So now that we have learned that Facebook's $1 billion purchase of Instagram wasn't so much a Facebook purchase as it was a Mark Zuckerberg joint, the next arbitrary aspect that we must speculate upon is whether or not Facebook has earned itself any scrutiny over a possible antitrust obstacle.
Antitrust charges must most immediately prove that a business acquisition is harmful to the consumer in some way. Given that Zuckerberg has assured Instagram users that this acquisition will not consolidate all of the app's capacity to Facebook and that users will still be able to share photos on other social networks, that seems to preclude any harm that fans of Instagram would experience. However, there's still some legwork to be done until Facebook becomes the official owner of Instagram.
As much of the coverage has glossed over the acquisition in such a way that it reads more like a how-to for purchasing used furniture off of craigslist, it's not exactly that easy nor is the sale of Instagram a done-and-done deal yet. According to John Carney at CNBC, Facebook's next step will be to submit a "Hart-Scott-Rodino filing" as part of a premerger notification program that "provides the Federal Trade Commission and the Department of Justice with information about large mergers and acquisitions before they occur."
Carney's sources tell him that the main roadblock that Facebook may encounter could be the price that Facebook offered Instagram. As the FTC has determined it, pricy acquisitions could suggest a deal will have anticompetitive effects.
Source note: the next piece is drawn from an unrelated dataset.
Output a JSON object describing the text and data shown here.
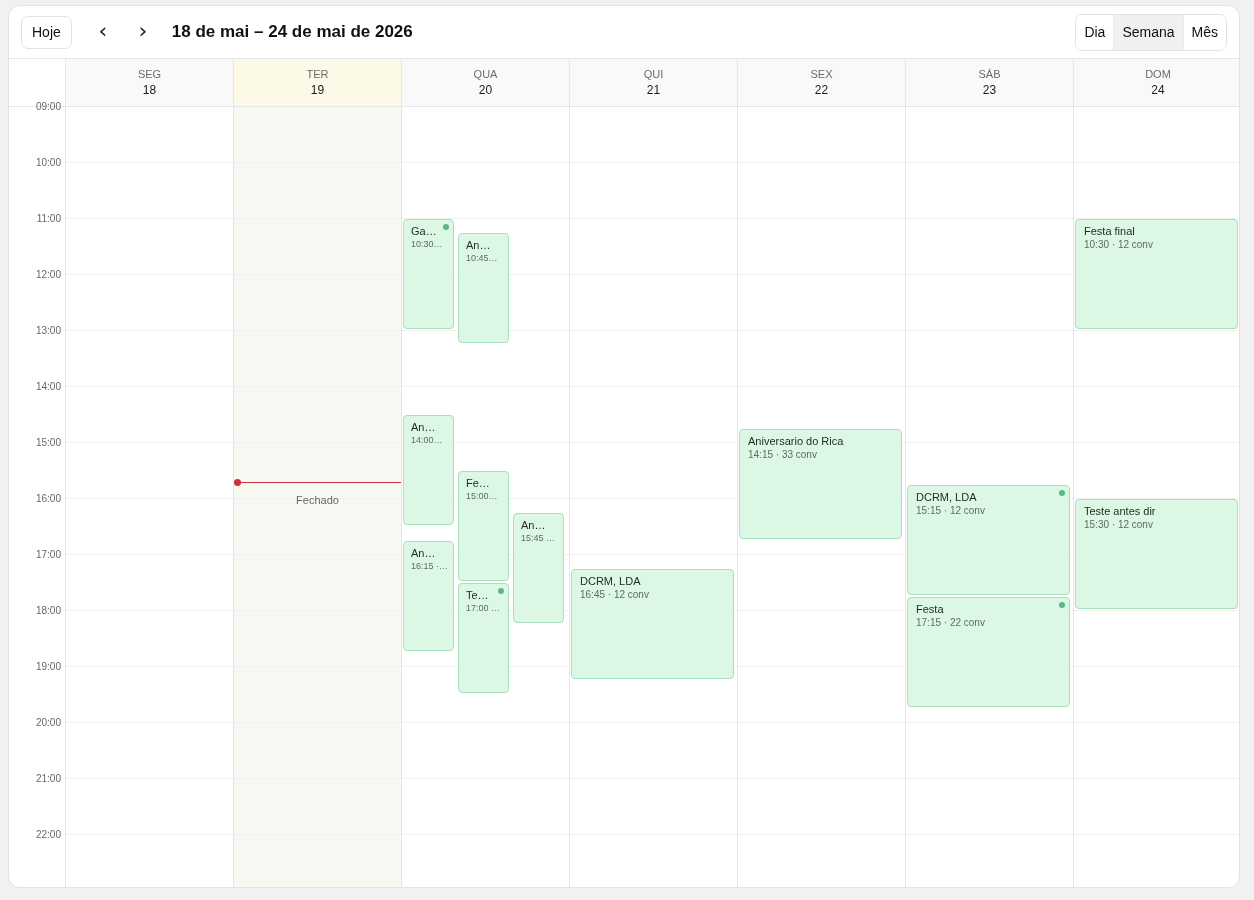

Given that speculation has begun to circulate that Zuckerberg's hastened, non-board approved decision to purchase Instagram was more of a pre-emptive measure meant to act as a banana peel to slip up competitors, such a motivation could be interpreted as anticompetitive. That, of course, would likely give the FTC pause to approve of the deal if not outright deny it altogether. According to Dan Primack of Fortune, one source told him, "I think Facebook panicked, so it decided to take out the competition before it had a chance to grow even bigger."
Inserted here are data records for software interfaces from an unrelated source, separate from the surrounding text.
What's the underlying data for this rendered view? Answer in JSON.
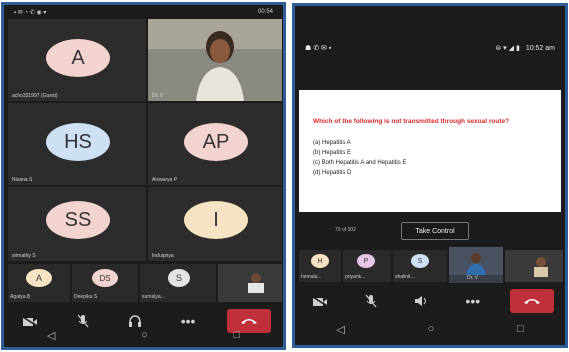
{
  "left": {
    "status_time": "00:54",
    "participants": [
      {
        "initials": "A",
        "name": "acho331997 (Guest)",
        "color": "#f3d3d0"
      },
      {
        "initials": "",
        "name": "Dr. V",
        "video": true
      },
      {
        "initials": "HS",
        "name": "Nisana S",
        "color": "#cde0f4"
      },
      {
        "initials": "AP",
        "name": "Aiswarya P",
        "color": "#f3d3d0"
      },
      {
        "initials": "SS",
        "name": "srimathy S",
        "color": "#f3d3d0"
      },
      {
        "initials": "I",
        "name": "Induipriya",
        "color": "#f5e3c3"
      }
    ],
    "strip": [
      {
        "initials": "A",
        "name": "Agatya.B",
        "color": "#f5e3c3"
      },
      {
        "initials": "DS",
        "name": "Deepika S",
        "color": "#f3d3d0"
      },
      {
        "initials": "S",
        "name": "sumalya...",
        "color": "#e3e3e3"
      },
      {
        "initials": "",
        "name": "",
        "photo": true
      }
    ]
  },
  "right": {
    "status_time": "10:52 am",
    "question": "Which of the following is not transmitted through sexual route?",
    "options": [
      "(a) Hepatitis A",
      "(b) Hepatitis E",
      "(c) Both Hepatitis A and Hepatitis E",
      "(d) Hepatitis D"
    ],
    "page_counter": "70 of 302",
    "take_control_label": "Take Control",
    "strip": [
      {
        "initials": "H",
        "name": "hemala...",
        "color": "#f5e3c3"
      },
      {
        "initials": "P",
        "name": "priyank...",
        "color": "#e6c6e6"
      },
      {
        "initials": "S",
        "name": "shalinit...",
        "color": "#cde0f4"
      },
      {
        "initials": "",
        "name": "Dr. V",
        "photo": true
      },
      {
        "initials": "",
        "name": "",
        "photo": true
      }
    ]
  },
  "icons": {
    "video_off": "video-off-icon",
    "mic_off": "mic-off-icon",
    "audio": "speaker-icon",
    "more": "more-icon",
    "end_call": "end-call-icon"
  }
}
It's no secret that Instagram had a handful of other potential suitors. Days before Facebook made its move, Instagram raised $50 million at a $500 million valuation from investors like Sequoia Capital. Even less of a secret is the known interest that Twitter's Jack Dorsey had expressed in buying Instagram. Dorsey was even an early investor of Instagram, furthering the speculation that Facebook's acquisition of the app was less about developing business and more about keeping Instagram out of Twitter's hands. In March, Twitter acquired the upstart social blogging service Posterous so it's understandable how the addition of Instagram to the Twitter armada could create a serious threat to the Facebook empire.
With at least two legitimate parties also interested in acquiring Instagram, Carney points out that if regulators at the FTC see any validity in those interests, the agency is likely to "scrutinize the deal a bit more closely." However, that Facebook's competition has previously picked up photography services - Google with Picasa and Yahoo! with Flickr - the social networking site does have some previous examples to cite should it start to feel the heat from the government.
While the approval given in previous instances of similar acquisitions bodes well for Facebook, there's also the chance that a competitor could bring an action to the FTC even if the agency does approve of the deal. Even though Microsoft's acquisition of Skype is nearly a year old, Cisco is still filing actions to the European Commission to prevent the deal on ground that the merger is in fact anticompetitive. Such an example illustrates that even if Facebook acquires FTC approval, it doesn't necessarily mean that any would-be competitors are going to let the acquisition pass without a challenge.
You might recall previous business deals in the tech industry that didn't receive the government's blessing, such as last year's saga of the failed AT&T/T-Mobile merger that the Justice Department blocked. Athough that decision eventually led to the proposed acquisition to completely unravel, it'd be difficult to argue that there are parallels between that merger and the Facebook/Instagram merger. The AT&T/T-Mobile deal involved two of the top four telecommunications companies in the United States. Facebook and Instagram are no where near being in a similar situation when it comes to comparing the social networking services.
It's hard to say if any antitrust obstacles are likely to happen, let alone guaranteed. Where previous acquisitions were met with hesitation or outright denial by the powers that be, some have begun to question whether the FTC has begun to realize that these types of acquisitions aren't quite as anticompetitive as they once seemed due to the constant and rabid growth of technology. That is, trends rise and fall so quickly in the tech world that it has the odd quality of self-regulating against anticompetitive forces.
Then again, just because that's how history has been read at this point doesn't mean it is certain to continue in that pattern, which leaves the FTC with the task of deciding whether or not Facebook's gobbling up of an alleged competitor really is anticompetitive; or, if so, if it is anticompetitive enough that it will even still be a relevant acquisition a few years for now.
This article has been updated to reflect the following correction: an earlier version stated that it was the Federal Trade Commission that blocked the AT&T/T-Mobile merger. It was in fact the Department of Justice.